and J. Robert Lennon
I’ll leave you — for now, for the year — with this interview I did for The Undefeated, a sports and culture website run by ESPN. I’m honored by what the journalist, Jesse Washington, had to say about my work in his introduction, and I think myanswers to his very smart questions are my clearest articulation of my intentions in writing the novel:
“Like most white Americans, I am not forced to face those facts on a day-to-day basis — the violence and fear of violence reflected in high-profile police shootings of unarmed blacks, but also just the day-to-day inequalities and indignities: housing discrimination, employment discrimination, mass incarceration. All of it. There is no way to untangle these contemporary evils from our historical evil…”

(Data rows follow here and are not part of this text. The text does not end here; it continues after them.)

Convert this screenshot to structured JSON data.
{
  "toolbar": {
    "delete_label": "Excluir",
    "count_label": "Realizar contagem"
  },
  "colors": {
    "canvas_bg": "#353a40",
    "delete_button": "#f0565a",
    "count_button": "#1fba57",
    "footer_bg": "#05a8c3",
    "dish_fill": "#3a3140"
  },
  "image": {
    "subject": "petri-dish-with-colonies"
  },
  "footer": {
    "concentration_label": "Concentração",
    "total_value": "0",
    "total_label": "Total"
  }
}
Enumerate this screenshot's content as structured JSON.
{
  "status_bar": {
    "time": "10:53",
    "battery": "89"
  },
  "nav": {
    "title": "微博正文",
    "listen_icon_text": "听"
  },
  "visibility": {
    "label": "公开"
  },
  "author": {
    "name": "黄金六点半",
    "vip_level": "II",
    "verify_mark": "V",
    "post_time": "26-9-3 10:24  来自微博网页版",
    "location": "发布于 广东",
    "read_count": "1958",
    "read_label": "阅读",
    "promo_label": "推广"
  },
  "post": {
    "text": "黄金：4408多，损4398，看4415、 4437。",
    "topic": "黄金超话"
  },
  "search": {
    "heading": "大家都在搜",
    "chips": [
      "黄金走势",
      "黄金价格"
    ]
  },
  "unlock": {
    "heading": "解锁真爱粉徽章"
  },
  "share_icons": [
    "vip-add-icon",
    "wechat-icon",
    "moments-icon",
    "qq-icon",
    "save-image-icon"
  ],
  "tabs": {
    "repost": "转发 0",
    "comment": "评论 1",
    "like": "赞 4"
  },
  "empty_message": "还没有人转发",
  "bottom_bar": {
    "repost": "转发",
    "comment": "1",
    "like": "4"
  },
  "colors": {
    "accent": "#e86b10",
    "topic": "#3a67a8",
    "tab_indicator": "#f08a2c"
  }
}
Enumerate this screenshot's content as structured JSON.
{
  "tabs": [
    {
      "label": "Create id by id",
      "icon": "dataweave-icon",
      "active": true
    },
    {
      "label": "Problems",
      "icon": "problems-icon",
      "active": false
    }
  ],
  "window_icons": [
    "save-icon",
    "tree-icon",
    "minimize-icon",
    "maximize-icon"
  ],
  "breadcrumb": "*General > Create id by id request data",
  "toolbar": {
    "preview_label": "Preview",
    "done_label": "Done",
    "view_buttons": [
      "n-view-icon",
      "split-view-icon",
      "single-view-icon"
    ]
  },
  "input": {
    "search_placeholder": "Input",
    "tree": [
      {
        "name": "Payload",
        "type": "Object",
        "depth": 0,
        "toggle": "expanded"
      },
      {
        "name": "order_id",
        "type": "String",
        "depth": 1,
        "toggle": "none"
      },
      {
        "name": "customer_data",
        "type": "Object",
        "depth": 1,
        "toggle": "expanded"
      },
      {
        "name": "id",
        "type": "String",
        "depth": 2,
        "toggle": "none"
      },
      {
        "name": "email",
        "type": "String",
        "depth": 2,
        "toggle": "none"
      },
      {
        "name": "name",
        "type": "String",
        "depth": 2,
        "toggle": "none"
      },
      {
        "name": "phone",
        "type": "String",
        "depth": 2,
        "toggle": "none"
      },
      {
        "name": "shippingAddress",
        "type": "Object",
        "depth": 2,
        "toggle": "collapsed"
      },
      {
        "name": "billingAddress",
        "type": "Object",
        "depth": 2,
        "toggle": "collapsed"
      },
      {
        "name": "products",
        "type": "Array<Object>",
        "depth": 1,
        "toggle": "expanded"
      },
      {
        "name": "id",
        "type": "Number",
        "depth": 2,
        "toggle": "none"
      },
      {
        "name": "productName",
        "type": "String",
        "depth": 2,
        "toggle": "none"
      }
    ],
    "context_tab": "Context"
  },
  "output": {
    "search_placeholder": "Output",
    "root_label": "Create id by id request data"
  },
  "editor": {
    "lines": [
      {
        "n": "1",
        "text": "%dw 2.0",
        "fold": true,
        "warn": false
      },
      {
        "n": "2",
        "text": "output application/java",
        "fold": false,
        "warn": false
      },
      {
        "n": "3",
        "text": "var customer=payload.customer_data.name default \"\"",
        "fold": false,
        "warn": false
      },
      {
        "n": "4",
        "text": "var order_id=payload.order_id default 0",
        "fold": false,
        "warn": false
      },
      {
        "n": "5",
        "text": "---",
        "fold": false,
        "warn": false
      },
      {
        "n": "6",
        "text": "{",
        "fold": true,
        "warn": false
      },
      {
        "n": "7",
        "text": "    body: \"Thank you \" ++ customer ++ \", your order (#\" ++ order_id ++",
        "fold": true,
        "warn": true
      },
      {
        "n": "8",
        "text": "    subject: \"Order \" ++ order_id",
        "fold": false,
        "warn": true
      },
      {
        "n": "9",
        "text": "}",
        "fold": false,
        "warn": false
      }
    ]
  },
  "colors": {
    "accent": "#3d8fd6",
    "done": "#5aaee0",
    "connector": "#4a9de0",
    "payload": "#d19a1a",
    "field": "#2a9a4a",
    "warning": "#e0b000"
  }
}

Last night I posted a link to a piece by Jamelle Bouie on Slate, whose commentary I have found so smart and powerful in the last few weeks. This morning Slate posted their new Audio Book Club podcast, which is a discussion of Underground Airlines and Colson Whitehead’s Underground Railroad. The three participants in the conversation are Laura Miller (who reviewed the book originally on Slate), Katy Waldman, and Bouie himself.
The conversation is in-depth (about race and the economics of slavery), fascinating, and shadowed by recent events. (And by the way, I’m honored once again to share a spotlight with Whitehead’s near-miraculous novel.)
As a white man, and as a white author who has tried to reckon with the history of racism and racist violence in America, I feel moved to share this Jamelle Bouie piece from Slate on therepeated suggestion that we all need to “empathize” with the white Americans who chose to vote for Donald Trump. Bouie, who in my opinion has been essential reading before and since this catastrophic election, is persuasive.
With so many Americans deserving of our empathy right now — from the immigrants now fearful of deportation to the Muslims facing a rapid rise in hate crimes to the women whose reproductive rights are soon to be curtailed by Supreme Court appointments — should those who with their votes created those crises be first on the list?
“Millions of Americans are justifiably afraid of what they’ll face under a Trump administration. If any group demands our support and sympathy, it’s these people, not the Americans who backed Trump and his threat of state-sanctioned violence against Hispanic immigrants and Muslim Americans. All the solicitude, outrage, and moral telepathy being deployed in defense of Trump supporters—who voted for a racist who promised racist outcomes—is perverse, bordering on abhorrent.“
I also strongly recommend this piece by Masha Gessen in the New York Review, “Autocracy: Rules for Survival,” which I think everyone should print out and tape to the fridge, and hope — really hope — that four years from now we laugh at how much we were overreacting.
A few weeks ago I paid a visit to one of my old haunts, Concord, New Hampshire, to do a joint appearance with the great American novelist Colson Whitehead, whose latest work The Underground Railroad has deservedly earned him great heapings of praise, not to mention a spot on the shortlist for the National Book Award.
My book Underground Airlines is obviously very different (i.e. it’s an alternate-history mystery/thriller), but I feel comfortable saying that the two works share some themes and areas of interest: like The Underground Railroad, Underground Airlines is a book about the Underground Railroad, the history of American slavery, and the connections between that history and contemporary structural racism.
One place I am no longer available is Twitter. After becoming anxious I was spending too much time on there, including a lot of good time that otherwise would have been committed to writing or, I guess, life in general, I did a cost benefit analysis and discontinued my account. They told me I have a year to change my mind, so who knows. For now you can contact me the old-fashioned way: by email, or Facebook, or by commenting on this post or any other post. Or come to one of the events listed above…or when the paperback comes out….or when I tour behind my next book, which I’m going to get back to work on.